- Mark Fisher
- 8 May 2008
Citizens’ Theatre, Glasgow, run ended; Perth Theatre until Fri 9 May
When Molière’s L’école des femmes was translated as Let Wives Tak Tent by Robert Kemp in 1948, it set in motion a half-century tradition of Scottish reworkings of the 17th century French playwright. Like Quebec’s Michel Tremblay in the 1990s, Molière was adopted as one of our own. What struck a chord with audiences was not only the vigour of the Scots language, but the broad, manner in which it was performed. Duncan Macrae and Rikki Fulton have taken lead roles, both performers having an innate feel for Molière’s style of direct address.
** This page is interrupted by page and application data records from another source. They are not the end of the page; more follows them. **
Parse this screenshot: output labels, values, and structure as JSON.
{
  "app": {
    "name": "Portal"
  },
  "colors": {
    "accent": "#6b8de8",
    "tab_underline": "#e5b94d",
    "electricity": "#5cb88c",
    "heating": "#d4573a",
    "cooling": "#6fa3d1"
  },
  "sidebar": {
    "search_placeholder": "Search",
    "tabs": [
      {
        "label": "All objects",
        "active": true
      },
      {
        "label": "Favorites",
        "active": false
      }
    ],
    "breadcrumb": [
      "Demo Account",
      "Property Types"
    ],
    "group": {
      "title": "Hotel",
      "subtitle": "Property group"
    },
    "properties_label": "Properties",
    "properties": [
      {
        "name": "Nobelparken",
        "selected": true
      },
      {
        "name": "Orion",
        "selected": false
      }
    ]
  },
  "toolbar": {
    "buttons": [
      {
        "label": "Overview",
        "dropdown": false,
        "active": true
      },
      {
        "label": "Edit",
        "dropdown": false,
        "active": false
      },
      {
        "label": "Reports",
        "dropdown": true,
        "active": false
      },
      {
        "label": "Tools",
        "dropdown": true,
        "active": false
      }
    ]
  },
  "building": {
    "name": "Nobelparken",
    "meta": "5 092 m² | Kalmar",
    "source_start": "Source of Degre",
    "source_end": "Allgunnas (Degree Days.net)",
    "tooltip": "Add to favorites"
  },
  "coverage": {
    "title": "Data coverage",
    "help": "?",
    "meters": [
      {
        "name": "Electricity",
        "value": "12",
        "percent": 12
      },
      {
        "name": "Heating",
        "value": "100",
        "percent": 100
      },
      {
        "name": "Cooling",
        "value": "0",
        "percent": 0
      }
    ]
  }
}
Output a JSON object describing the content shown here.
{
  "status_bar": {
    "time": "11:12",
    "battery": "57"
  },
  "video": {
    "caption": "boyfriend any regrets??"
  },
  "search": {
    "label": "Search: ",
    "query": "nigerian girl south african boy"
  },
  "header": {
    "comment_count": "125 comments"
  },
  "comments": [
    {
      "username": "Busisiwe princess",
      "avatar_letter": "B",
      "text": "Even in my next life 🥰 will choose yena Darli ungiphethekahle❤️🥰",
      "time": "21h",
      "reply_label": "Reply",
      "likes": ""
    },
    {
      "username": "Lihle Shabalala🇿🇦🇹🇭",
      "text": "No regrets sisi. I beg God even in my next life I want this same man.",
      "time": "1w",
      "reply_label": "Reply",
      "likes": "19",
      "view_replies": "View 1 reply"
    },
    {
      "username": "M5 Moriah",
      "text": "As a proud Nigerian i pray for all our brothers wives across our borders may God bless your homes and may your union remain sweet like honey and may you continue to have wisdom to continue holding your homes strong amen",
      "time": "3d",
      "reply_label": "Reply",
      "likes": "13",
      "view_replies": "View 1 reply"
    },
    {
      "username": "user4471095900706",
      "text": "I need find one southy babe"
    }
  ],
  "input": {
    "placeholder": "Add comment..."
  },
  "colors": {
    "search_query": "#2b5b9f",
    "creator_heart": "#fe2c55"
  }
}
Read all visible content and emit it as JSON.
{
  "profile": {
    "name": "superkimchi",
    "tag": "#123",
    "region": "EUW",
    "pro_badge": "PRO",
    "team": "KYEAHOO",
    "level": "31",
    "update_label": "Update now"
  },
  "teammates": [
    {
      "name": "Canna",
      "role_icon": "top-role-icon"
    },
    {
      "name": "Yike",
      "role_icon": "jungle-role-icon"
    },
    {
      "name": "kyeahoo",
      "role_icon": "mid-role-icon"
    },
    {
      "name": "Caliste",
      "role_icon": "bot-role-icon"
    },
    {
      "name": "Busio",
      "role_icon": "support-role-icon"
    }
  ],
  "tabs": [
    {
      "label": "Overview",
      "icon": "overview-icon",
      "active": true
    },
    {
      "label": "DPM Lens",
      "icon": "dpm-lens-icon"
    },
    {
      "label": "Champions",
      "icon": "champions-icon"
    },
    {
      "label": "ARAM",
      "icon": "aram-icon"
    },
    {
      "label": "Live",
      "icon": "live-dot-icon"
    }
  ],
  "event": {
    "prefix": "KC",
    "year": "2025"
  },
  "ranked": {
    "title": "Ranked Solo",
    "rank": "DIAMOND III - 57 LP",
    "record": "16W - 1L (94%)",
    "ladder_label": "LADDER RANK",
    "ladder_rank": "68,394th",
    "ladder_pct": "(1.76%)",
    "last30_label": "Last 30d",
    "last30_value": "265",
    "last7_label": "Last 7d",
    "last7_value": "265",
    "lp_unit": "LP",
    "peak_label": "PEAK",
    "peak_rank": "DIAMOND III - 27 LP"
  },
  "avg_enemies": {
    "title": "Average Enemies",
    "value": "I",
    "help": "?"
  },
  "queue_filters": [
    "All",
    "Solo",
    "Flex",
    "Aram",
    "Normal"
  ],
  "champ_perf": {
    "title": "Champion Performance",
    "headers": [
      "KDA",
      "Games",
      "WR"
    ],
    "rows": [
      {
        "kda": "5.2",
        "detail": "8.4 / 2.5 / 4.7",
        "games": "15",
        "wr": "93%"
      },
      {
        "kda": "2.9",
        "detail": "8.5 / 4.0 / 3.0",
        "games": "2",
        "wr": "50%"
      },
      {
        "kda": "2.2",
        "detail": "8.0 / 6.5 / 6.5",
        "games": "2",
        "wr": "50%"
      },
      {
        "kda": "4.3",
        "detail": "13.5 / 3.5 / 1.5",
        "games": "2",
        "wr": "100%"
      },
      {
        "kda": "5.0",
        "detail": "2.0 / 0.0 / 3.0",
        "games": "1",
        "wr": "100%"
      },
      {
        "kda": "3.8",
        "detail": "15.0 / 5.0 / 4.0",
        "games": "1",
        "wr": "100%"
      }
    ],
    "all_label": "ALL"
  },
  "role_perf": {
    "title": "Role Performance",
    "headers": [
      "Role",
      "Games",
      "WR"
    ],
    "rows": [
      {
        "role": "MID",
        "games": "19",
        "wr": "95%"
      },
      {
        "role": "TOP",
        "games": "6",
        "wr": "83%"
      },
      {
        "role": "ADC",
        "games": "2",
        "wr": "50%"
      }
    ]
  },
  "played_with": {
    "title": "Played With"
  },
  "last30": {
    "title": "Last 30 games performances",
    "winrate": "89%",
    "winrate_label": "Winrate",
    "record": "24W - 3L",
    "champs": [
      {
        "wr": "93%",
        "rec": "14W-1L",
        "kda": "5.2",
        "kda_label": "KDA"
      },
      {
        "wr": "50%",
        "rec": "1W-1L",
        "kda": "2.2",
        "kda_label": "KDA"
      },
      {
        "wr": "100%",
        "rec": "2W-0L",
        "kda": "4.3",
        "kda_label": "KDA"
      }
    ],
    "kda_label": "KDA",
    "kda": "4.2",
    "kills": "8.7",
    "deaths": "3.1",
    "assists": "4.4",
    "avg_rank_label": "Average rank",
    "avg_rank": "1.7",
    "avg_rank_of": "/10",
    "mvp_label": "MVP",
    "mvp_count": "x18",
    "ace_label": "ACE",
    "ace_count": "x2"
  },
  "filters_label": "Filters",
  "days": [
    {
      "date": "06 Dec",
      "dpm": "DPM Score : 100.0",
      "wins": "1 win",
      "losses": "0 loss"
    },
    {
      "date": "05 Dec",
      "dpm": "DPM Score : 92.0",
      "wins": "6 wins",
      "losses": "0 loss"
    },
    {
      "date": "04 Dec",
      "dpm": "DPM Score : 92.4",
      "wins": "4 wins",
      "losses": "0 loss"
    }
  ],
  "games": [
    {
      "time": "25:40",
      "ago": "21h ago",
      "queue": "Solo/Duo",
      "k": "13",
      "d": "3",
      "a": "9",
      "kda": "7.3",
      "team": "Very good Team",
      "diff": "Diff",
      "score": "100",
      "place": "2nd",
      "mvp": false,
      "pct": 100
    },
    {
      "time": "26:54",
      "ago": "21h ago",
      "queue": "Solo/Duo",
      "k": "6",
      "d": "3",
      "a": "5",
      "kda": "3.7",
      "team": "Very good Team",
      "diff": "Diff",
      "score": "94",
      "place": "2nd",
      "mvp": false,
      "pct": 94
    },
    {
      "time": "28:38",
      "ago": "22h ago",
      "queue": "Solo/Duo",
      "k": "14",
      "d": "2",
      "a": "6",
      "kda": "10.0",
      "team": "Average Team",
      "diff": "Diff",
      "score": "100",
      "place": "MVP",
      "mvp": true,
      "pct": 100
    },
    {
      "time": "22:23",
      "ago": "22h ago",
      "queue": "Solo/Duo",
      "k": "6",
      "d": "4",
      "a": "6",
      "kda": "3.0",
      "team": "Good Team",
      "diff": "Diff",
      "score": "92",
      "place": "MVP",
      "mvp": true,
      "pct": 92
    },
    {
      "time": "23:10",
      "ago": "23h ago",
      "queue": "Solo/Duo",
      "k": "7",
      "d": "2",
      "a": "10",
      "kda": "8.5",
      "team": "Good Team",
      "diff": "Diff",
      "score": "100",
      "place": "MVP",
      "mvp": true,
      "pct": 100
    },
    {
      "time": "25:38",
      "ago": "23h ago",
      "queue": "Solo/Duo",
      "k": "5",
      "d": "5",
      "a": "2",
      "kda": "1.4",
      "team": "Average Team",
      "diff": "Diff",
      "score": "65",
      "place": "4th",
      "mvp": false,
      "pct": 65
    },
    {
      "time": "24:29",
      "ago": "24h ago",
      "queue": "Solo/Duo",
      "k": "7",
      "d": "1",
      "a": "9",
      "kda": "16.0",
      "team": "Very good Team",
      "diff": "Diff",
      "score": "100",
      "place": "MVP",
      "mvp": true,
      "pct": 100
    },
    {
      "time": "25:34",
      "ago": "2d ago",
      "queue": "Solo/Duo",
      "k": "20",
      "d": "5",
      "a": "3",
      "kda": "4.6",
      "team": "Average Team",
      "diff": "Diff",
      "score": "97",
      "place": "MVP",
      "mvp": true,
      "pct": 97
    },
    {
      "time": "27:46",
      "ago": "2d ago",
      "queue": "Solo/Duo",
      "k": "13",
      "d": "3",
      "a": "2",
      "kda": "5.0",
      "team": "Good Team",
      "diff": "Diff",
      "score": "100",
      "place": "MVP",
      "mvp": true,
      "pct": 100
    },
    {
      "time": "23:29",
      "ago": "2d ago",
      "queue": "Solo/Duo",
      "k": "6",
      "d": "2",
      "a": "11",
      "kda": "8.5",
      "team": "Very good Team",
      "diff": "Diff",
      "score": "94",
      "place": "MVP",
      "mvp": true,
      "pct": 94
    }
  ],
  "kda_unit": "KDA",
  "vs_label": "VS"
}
Now, 50 years after Kemp, Liz Lochhead has returned to the play and given it a translation that matches the rhyming couplets of the original. This she does without the clunkiness of many English versions, allowing her poetry to skip along playfully, teasing the audience as it swings from high-falutin’ to common-as-muck.
In Graham McLaren’s production for Theatre Babel, the cast does an impressive job at keeping the demanding text in the air, not least Kevin McMonagle who is hardly off the stage as the ridiculous Arnolphe, an old man with a plan to wed his virginal ward. He cuts a suitably sleazy figure, one we’re happy to laugh at when his scheme inevitably goes wrong. What he doesn’t have, however, is the kind of pantomime verve that would make the evening raucous instead of merely chucklesome. Molière’s pure and simple twists still delight, but the production needs even more comic exuberance to really take off.